- **WHAT YOU HAVE TO DO**: Report each line from the records where the string "title" turns up.

━━ SUPPLIED RECORDS ━━

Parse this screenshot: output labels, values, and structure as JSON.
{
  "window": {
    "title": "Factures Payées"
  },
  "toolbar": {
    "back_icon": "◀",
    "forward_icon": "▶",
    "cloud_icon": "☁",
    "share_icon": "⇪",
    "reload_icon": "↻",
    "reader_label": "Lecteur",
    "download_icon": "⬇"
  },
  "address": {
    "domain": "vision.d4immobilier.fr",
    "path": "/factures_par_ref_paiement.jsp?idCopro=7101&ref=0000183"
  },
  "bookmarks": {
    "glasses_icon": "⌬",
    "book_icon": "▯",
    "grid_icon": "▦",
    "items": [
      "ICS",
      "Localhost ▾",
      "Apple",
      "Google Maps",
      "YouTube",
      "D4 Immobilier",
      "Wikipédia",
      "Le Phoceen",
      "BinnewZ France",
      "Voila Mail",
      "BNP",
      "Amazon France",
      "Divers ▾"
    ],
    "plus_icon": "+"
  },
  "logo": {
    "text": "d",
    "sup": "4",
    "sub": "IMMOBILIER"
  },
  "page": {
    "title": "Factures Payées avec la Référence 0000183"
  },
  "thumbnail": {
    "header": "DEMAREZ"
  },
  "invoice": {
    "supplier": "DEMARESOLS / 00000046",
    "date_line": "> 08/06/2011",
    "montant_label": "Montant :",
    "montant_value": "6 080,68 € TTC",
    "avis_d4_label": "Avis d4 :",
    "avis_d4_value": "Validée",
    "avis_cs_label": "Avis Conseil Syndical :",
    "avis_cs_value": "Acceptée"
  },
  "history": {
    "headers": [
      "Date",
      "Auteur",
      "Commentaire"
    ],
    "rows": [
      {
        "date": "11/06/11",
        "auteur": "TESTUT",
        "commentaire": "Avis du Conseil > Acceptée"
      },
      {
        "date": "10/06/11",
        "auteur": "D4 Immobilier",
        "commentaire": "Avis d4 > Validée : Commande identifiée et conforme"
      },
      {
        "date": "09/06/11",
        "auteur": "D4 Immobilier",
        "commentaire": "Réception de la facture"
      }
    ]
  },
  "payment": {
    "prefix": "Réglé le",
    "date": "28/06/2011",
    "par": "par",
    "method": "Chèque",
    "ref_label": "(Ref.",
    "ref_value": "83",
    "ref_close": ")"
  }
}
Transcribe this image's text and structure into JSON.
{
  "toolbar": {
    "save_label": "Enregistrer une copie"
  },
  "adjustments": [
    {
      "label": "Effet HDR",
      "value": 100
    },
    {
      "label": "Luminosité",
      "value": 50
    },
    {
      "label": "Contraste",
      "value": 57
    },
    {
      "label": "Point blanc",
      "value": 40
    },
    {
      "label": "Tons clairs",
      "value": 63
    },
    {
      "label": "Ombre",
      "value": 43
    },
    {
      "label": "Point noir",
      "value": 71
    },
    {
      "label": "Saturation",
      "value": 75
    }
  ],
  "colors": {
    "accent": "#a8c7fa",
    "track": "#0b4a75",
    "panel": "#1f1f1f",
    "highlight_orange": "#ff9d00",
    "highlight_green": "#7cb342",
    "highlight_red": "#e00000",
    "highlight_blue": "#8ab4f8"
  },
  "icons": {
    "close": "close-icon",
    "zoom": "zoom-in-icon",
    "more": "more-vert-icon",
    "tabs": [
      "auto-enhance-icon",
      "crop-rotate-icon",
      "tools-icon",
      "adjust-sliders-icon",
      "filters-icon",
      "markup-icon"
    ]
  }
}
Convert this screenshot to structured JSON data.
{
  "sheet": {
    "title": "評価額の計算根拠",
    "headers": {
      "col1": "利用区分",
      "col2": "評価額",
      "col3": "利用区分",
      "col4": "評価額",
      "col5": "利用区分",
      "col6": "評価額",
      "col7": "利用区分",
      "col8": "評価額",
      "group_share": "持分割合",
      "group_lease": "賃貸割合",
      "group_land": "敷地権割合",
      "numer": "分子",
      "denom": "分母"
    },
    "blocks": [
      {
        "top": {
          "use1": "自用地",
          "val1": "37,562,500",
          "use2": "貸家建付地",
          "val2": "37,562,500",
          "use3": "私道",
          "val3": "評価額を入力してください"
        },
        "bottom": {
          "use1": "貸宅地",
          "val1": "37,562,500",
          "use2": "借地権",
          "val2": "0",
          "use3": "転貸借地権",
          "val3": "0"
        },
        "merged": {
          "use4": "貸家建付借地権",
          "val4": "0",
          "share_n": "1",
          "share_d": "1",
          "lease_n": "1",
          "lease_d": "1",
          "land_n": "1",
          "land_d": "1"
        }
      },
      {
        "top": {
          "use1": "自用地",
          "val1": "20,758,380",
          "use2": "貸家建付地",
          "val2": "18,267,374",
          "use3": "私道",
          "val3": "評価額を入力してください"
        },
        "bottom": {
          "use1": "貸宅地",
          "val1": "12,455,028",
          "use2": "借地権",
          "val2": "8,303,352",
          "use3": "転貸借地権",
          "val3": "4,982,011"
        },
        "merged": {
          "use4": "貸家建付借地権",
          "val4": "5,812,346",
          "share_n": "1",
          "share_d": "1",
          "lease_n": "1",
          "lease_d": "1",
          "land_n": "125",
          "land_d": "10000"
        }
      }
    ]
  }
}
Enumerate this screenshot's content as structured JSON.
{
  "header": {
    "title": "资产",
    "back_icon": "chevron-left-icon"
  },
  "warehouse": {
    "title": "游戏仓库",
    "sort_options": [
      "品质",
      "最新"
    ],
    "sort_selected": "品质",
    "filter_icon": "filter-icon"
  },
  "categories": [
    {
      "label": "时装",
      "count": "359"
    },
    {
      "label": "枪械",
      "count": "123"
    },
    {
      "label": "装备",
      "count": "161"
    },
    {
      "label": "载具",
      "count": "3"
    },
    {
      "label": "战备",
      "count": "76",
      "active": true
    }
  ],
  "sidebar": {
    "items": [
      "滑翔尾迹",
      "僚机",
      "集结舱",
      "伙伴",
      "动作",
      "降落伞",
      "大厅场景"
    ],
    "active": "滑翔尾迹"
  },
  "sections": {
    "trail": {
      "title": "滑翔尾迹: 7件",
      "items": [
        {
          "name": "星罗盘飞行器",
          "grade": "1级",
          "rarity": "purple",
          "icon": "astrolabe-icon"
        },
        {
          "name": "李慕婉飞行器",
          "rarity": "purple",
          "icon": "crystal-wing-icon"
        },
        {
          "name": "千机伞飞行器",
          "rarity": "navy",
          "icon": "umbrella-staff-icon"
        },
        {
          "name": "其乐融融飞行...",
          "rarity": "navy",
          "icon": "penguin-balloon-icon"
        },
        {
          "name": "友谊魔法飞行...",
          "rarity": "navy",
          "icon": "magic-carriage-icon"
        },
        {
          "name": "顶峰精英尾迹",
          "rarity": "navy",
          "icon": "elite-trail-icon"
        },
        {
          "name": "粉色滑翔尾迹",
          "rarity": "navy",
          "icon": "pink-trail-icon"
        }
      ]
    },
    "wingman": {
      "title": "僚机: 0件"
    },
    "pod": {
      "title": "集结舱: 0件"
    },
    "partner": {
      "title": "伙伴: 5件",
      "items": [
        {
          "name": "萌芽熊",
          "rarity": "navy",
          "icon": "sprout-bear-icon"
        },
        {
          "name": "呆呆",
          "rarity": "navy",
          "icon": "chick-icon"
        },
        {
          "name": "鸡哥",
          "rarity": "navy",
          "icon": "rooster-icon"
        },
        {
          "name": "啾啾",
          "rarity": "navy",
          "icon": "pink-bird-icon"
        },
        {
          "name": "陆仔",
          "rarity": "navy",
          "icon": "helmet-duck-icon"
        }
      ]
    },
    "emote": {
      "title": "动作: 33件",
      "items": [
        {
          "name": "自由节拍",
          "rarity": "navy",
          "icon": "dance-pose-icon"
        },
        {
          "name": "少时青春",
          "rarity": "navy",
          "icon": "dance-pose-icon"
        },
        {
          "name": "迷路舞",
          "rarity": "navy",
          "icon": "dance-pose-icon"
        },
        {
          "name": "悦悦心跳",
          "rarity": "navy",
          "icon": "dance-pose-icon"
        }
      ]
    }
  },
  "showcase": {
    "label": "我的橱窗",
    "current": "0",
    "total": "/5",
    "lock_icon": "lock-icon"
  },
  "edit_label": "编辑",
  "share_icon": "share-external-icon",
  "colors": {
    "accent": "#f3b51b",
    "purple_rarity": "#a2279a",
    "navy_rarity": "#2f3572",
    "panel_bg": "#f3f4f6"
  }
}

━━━

- **SOLUTION**:
    "title": "Factures Payées"
    "title": "Factures Payées avec la Référence 0000183"
    "title": "評価額の計算根拠",
    "title": "资产",
    "title": "游戏仓库",
      "title": "滑翔尾迹: 7件",
      "title": "僚机: 0件"
      "title": "集结舱: 0件"
      "title": "伙伴: 5件",
      "title": "动作: 33件",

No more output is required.